by Aimee Levitt
Even 900 years ago, big cities had suburbs. The biggest city in North America then was Cahokia, and its suburbs stretched westward across the Mississippi River and north across most of what is now East St. Louis. We know that the Cahokians had a nasty habit of using their suburban neighbors as human sacrifices -- way harsher than even the nastiest East Side joke -- but we don't know much about the lives of those suburbanites before the evil city folk clubbed them to death.
A group of archaeologists from the Illinois State Archaeological Survey (ISAS) has been trying to find out. Last summer, they unexpectedly discovered a previously-unknown mound in East St. Louis, at the edge of I-70, five miles from the main Cahokia site. At the base of the new mound were the remains of more than a thousand ancient houses. For the past year, the archaeologists have been patiently scraping away, trying to learn more about the people who lived in those houses.
Unfortunately, this dig site happens to be exactly where the new Mississippi River Bridge will land when it reaches the Illinois side.
By the end of the year, when the current dig is scheduled to finish, the archaeologists estimate they will have excavated only about 10 percent of what remains of the town. The remaining 90 percent, which lies under private land, could be lost to development once the bridge project is complete.
The Illinois Department of Transportation and Federal Highway Administration have been cooperating with the archaeologists for the duration of the dig -- and the bridge construction -- and plan to make it a permanent archaeological site, but Tim Pauketat, an anthropologist at the University of Illinois and leading authority on ancient Cahokia, is concerned about the 90 percent of the town that's not part of the dig.
"Because East St. Louis is right across from St. Louis, it's prime land for any kind of commercial development," Pauketa told St. Louis Public Radio. He added that the archaeologists have been trying to persuade the government to buy up that land, with little success.
When Cahokia was in its prime, in the twelfth and thirteenth centuries, it was home to 20,000 people and 120 pyramids and served as a major tourist and possibly even pilgrimage site: Pauketat says he has found Cahokia-made objects as far away as Oklahoma and Georgia. But the pyramid at the East St. Louis site doesn't appear on any earlier maps.
"For us it was a really big surprise to come out and discover that we have this big residential area for this ancient city," said Joe Galloy, who is coordinating ISAS's survey. Prior to this discovery, archaeologists had believed that all that was left of Cahokia -- and the Cahokians -- was at the mounds site.

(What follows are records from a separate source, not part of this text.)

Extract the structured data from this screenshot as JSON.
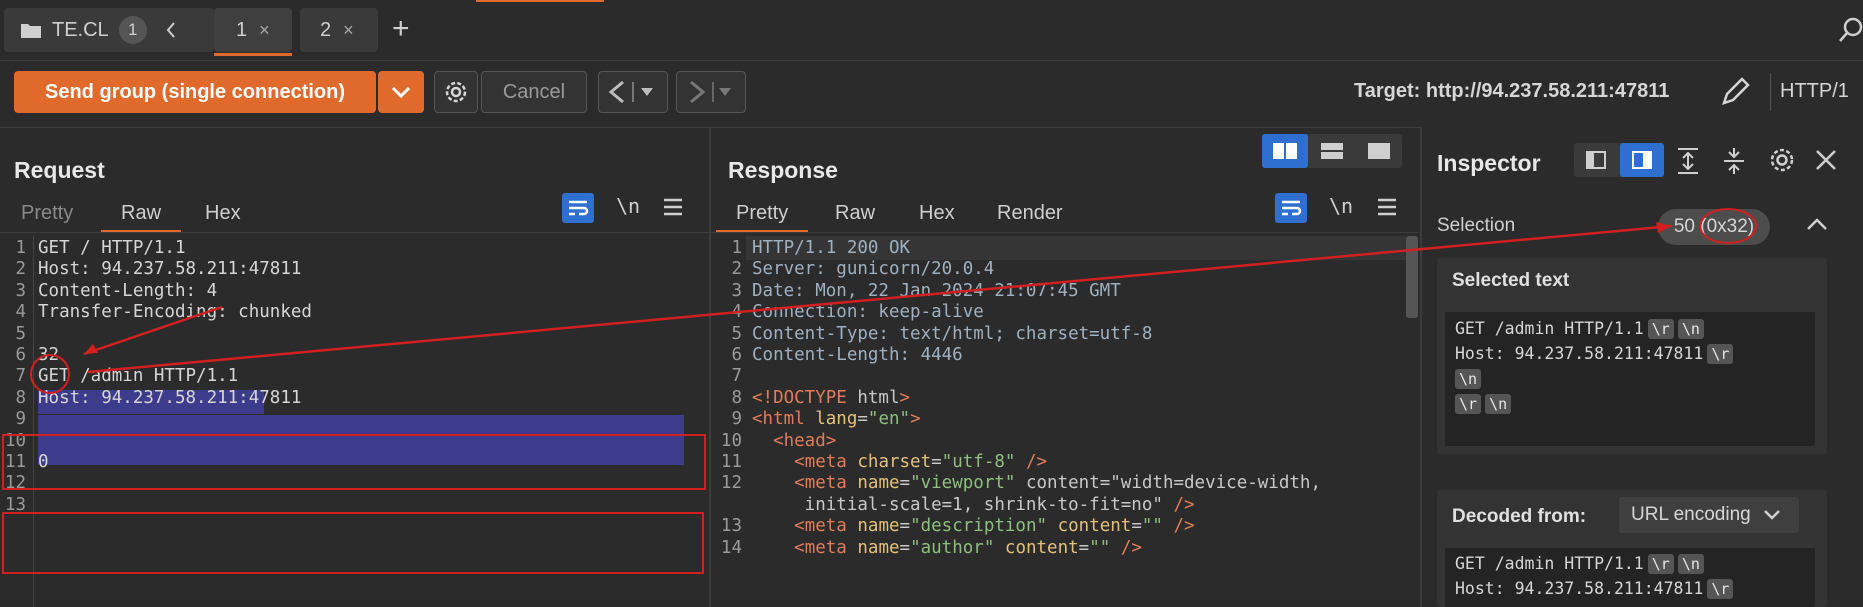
{
  "tabs": {
    "group_name": "TE.CL",
    "group_count": "1",
    "tab1": "1",
    "tab2": "2",
    "close_glyph": "×",
    "add_glyph": "+"
  },
  "toolbar": {
    "send_label": "Send group (single connection)",
    "cancel_label": "Cancel",
    "target_label": "Target: http://94.237.58.211:47811",
    "http_version": "HTTP/1"
  },
  "request": {
    "title": "Request",
    "tabs": [
      "Pretty",
      "Raw",
      "Hex"
    ],
    "active_tab": "Raw",
    "newline_toggle": "\\n",
    "lines": [
      {
        "n": "1",
        "text": "GET / HTTP/1.1"
      },
      {
        "n": "2",
        "text": "Host: 94.237.58.211:47811"
      },
      {
        "n": "3",
        "text": "Content-Length: 4"
      },
      {
        "n": "4",
        "text": "Transfer-Encoding: chunked"
      },
      {
        "n": "5",
        "text": ""
      },
      {
        "n": "6",
        "text": "32"
      },
      {
        "n": "7",
        "text": "GET /admin HTTP/1.1"
      },
      {
        "n": "8",
        "text": "Host: 94.237.58.211:47811"
      },
      {
        "n": "9",
        "text": ""
      },
      {
        "n": "10",
        "text": ""
      },
      {
        "n": "11",
        "text": "0"
      },
      {
        "n": "12",
        "text": ""
      },
      {
        "n": "13",
        "text": ""
      }
    ]
  },
  "response": {
    "title": "Response",
    "tabs": [
      "Pretty",
      "Raw",
      "Hex",
      "Render"
    ],
    "active_tab": "Pretty",
    "newline_toggle": "\\n",
    "lines": [
      {
        "n": "1",
        "text": "HTTP/1.1 200 OK"
      },
      {
        "n": "2",
        "text": "Server: gunicorn/20.0.4"
      },
      {
        "n": "3",
        "text": "Date: Mon, 22 Jan 2024 21:07:45 GMT"
      },
      {
        "n": "4",
        "text": "Connection: keep-alive"
      },
      {
        "n": "5",
        "text": "Content-Type: text/html; charset=utf-8"
      },
      {
        "n": "6",
        "text": "Content-Length: 4446"
      },
      {
        "n": "7",
        "text": ""
      },
      {
        "n": "8",
        "text": "<!DOCTYPE html>"
      },
      {
        "n": "9",
        "text": "<html lang=\"en\">"
      },
      {
        "n": "10",
        "text": "  <head>"
      },
      {
        "n": "11",
        "text": "    <meta charset=\"utf-8\" />"
      },
      {
        "n": "12",
        "text": "    <meta name=\"viewport\" content=\"width=device-width,"
      },
      {
        "n": "",
        "text": "     initial-scale=1, shrink-to-fit=no\" />"
      },
      {
        "n": "13",
        "text": "    <meta name=\"description\" content=\"\" />"
      },
      {
        "n": "14",
        "text": "    <meta name=\"author\" content=\"\" />"
      }
    ]
  },
  "inspector": {
    "title": "Inspector",
    "selection_label": "Selection",
    "selection_value": "50 (0x32)",
    "selected_text_title": "Selected text",
    "selected_lines": [
      "GET /admin HTTP/1.1",
      "Host: 94.237.58.211:47811"
    ],
    "decoded_label": "Decoded from:",
    "decoded_encoding": "URL encoding",
    "decoded_lines": [
      "GET /admin HTTP/1.1",
      "Host: 94.237.58.211:47811"
    ],
    "esc_r": "\\r",
    "esc_n": "\\n"
  },
  "colors": {
    "accent": "#e06a2c",
    "selection": "#3c3b8c",
    "annotation_red": "#d21f1f",
    "active_blue": "#2f6fd0"
  }
}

"Was there a powerful leader here, or charismatic leader, that drew people in, attracted people? Did something happen here that drew them in? Or something about the location was more significant? Those kinds of things we just don't have answers for directly," Cahokia site manager Bill Iseminger said.
But maybe there's some clue hiding beneath East St. Louis?